Campaigns, events, and social media platforms play a significant role in spreading awareness about the social and environmental impacts of the fashion industry. Through engaging content, educational resources, and calls to action, consumers can be empowered to make more conscious fashion choices and hold brands accountable for their practices.
By raising awareness and consciousness among consumers, education contributes to a collective movement towards a fashion industry that prioritizes sustainability and ethical practices.
Embracing Slow Fashion for a More Sustainable Future
Slow Fashion represents a paradigm shift in the fashion industry, challenging the harmful practices associated with fast fashion. By promoting sustainability and ethics, Slow Fashion offers a viable alternative, encouraging consumers and brands to prioritize quality, longevity, and responsible production.
Transitioning to Slow Fashion requires a shift in mindset and a commitment to learning, but every small step towards conscious consumption contributes to a more sustainable future. By curating a capsule wardrobe, embracing sustainable materials, supporting ethical brands, and embracing a mindset of simplicity and durability, you can make a positive impact on the fashion industry and work towards a more sustainable future.
The Power of Individual Choices and Collective Action
As a consumer, your choices hold the power to shape the future of the fashion industry. By opting for Slow Fashion, you can support brands that prioritize sustainability and ethics, reduce your environmental impact, and contribute to a more equitable and responsible fashion industry.
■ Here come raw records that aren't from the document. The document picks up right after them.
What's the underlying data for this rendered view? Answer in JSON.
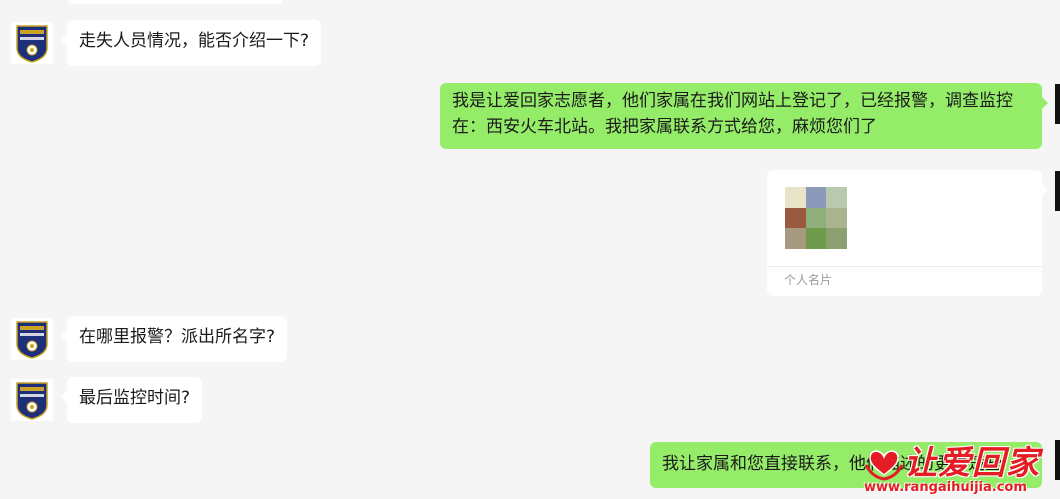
{
  "colors": {
    "background": "#f5f5f5",
    "incoming_bubble": "#ffffff",
    "outgoing_bubble": "#95ec69",
    "watermark": "#e51c24"
  },
  "avatar_icon": "police-badge-icon",
  "messages": [
    {
      "direction": "incoming",
      "text": "走失人员情况，能否介绍一下?"
    },
    {
      "direction": "outgoing",
      "text": "我是让爱回家志愿者，他们家属在我们网站上登记了，已经报警，调查监控在：西安火车北站。我把家属联系方式给您，麻烦您们了"
    },
    {
      "direction": "outgoing",
      "type": "contact-card",
      "label": "个人名片",
      "photo_icon": "mosaic-avatar-icon"
    },
    {
      "direction": "incoming",
      "text": "在哪里报警？派出所名字?"
    },
    {
      "direction": "incoming",
      "text": "最后监控时间?"
    },
    {
      "direction": "outgoing",
      "text": "我让家属和您直接联系，他们描述的更清楚些"
    }
  ],
  "watermark": {
    "title": "让爱回家",
    "url": "www.rangaihuijia.com",
    "icon": "heart-hands-icon"
  }
}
However, the transformation of the fashion industry requires collective action. By raising awareness, educating others, and demanding change from brands and policymakers, we can work towards a fashion industry that values people and the planet.
Together, we can create a future where fashion is synonymous with sustainability, ethics, and timeless style. Embrace Slow Fashion and be the change you want to see in the fashion industry.